Check each line of the listing below for the string "JSON", then copy every line that has it.

:: Study material ::

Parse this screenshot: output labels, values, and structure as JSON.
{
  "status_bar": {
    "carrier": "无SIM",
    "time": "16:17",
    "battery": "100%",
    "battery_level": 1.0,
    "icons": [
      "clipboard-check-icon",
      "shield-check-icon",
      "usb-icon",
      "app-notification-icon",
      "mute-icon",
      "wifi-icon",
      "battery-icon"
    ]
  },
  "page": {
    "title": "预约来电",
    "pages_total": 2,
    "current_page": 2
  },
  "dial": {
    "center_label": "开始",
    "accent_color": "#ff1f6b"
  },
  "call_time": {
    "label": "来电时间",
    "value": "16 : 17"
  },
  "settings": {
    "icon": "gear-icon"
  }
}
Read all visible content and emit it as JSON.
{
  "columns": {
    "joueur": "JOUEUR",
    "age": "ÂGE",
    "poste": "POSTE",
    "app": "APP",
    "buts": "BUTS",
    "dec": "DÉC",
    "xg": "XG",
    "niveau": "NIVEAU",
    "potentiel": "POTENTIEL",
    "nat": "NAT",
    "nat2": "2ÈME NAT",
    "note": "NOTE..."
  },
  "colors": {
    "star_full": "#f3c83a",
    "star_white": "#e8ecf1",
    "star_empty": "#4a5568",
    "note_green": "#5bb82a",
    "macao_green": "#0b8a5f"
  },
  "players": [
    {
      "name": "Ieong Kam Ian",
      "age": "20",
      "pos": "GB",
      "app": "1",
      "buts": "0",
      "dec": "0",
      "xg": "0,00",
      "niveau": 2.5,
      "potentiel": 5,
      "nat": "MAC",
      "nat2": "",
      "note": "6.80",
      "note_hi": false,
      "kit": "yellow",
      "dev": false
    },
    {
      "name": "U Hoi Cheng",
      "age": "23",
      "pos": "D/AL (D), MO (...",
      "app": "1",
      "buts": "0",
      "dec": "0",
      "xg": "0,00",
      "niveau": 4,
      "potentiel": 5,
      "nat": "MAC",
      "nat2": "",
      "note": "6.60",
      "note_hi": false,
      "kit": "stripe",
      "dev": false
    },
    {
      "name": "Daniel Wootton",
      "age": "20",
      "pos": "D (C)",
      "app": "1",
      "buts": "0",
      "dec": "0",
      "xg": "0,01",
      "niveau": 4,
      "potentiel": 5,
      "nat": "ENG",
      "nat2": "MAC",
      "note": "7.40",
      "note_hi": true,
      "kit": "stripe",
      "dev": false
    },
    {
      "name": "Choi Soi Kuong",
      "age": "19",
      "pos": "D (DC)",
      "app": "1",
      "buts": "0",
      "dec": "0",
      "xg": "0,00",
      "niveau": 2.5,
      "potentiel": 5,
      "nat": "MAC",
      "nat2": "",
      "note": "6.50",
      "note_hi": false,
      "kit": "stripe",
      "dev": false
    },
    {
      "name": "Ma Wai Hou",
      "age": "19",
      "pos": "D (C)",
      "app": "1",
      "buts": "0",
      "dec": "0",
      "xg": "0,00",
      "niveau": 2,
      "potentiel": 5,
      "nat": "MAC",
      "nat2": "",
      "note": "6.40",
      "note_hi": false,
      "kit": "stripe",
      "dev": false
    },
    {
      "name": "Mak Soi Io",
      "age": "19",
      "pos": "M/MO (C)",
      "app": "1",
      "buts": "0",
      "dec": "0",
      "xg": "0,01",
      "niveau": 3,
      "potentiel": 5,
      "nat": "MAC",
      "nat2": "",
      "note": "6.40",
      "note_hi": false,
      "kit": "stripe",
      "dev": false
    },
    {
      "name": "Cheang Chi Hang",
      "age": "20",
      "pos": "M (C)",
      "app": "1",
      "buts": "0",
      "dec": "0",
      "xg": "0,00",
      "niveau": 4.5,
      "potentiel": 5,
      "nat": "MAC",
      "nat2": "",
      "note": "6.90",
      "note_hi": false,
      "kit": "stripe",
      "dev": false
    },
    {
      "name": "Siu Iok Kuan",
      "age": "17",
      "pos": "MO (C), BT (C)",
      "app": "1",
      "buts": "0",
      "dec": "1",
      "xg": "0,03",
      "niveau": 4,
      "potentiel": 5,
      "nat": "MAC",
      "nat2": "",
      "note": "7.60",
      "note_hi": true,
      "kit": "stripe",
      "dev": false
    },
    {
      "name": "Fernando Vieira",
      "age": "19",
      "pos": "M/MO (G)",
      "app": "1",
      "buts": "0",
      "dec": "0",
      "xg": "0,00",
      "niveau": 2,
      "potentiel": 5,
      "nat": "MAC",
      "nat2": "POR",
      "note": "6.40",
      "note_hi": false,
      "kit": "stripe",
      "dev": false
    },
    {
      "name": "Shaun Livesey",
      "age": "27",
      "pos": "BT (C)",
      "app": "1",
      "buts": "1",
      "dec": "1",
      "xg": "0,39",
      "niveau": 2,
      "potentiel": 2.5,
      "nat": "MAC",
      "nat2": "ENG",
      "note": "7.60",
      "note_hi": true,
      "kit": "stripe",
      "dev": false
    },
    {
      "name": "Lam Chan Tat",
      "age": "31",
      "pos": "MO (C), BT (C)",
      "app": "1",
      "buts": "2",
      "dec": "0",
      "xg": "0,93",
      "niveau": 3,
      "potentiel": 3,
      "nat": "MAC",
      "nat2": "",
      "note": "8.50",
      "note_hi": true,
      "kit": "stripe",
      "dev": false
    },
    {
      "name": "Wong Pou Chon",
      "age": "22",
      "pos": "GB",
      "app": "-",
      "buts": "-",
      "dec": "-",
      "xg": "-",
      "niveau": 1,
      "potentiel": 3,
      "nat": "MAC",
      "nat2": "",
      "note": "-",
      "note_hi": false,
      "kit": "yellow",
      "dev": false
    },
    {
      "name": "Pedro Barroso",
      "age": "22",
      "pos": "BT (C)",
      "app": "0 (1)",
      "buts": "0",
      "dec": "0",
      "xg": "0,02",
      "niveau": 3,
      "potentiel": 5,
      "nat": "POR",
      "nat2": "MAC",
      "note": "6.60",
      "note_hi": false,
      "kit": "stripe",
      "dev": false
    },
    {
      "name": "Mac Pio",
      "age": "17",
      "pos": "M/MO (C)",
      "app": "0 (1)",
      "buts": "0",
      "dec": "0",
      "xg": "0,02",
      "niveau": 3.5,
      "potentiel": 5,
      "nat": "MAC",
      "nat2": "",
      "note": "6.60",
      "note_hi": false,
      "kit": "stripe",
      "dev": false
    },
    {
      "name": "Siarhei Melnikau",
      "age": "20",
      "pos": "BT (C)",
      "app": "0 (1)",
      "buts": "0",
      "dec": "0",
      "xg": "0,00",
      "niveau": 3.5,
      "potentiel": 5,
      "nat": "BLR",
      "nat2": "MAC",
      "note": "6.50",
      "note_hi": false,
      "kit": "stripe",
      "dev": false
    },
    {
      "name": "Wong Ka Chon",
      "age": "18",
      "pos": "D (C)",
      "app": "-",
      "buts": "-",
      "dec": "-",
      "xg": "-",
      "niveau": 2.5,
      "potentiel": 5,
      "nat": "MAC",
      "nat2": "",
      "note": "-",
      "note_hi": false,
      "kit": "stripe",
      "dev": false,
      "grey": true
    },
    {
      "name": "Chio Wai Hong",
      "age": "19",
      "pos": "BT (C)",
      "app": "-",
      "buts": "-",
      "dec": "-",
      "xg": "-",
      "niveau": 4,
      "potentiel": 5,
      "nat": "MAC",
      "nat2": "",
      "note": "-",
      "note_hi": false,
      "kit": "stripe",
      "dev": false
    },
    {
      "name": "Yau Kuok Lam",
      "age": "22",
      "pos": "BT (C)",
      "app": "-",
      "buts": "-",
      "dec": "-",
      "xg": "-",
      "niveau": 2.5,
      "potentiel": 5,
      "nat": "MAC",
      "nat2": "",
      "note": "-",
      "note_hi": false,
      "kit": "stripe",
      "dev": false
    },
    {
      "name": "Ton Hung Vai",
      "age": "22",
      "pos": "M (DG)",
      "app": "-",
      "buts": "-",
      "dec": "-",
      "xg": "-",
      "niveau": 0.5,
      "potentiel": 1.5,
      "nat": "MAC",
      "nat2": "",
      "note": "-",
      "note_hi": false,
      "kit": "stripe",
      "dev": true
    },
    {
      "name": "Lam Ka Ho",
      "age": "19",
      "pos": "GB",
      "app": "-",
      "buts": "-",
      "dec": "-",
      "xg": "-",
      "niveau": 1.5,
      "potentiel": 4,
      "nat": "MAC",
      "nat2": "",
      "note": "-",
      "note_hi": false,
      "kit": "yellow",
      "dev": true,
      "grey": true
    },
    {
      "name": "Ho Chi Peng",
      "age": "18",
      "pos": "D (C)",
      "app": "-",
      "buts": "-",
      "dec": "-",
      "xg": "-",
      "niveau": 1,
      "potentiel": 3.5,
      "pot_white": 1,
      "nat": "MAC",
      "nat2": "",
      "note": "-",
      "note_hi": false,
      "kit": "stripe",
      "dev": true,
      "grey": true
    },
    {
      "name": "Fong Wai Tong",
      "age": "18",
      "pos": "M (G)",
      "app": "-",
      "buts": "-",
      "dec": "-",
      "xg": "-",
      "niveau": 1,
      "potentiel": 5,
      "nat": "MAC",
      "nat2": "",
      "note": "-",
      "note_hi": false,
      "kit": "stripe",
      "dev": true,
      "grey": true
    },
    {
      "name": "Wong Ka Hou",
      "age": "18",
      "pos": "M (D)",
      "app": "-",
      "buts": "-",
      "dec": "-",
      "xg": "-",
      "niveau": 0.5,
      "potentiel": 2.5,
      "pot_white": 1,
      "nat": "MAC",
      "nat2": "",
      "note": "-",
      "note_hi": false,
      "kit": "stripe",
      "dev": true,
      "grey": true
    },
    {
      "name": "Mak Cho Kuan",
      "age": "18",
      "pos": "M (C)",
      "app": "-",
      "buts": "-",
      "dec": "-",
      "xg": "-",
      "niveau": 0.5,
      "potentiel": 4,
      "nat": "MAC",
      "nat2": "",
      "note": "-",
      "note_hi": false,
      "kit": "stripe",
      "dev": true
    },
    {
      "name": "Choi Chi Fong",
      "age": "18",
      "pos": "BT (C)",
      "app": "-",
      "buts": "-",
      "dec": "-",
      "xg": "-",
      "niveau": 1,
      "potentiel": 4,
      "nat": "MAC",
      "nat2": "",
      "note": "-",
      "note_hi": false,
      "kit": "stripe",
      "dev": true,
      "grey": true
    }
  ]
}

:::

> **Written solution**
Parse this screenshot: output labels, values, and structure as JSON.
Read all visible content and emit it as JSON.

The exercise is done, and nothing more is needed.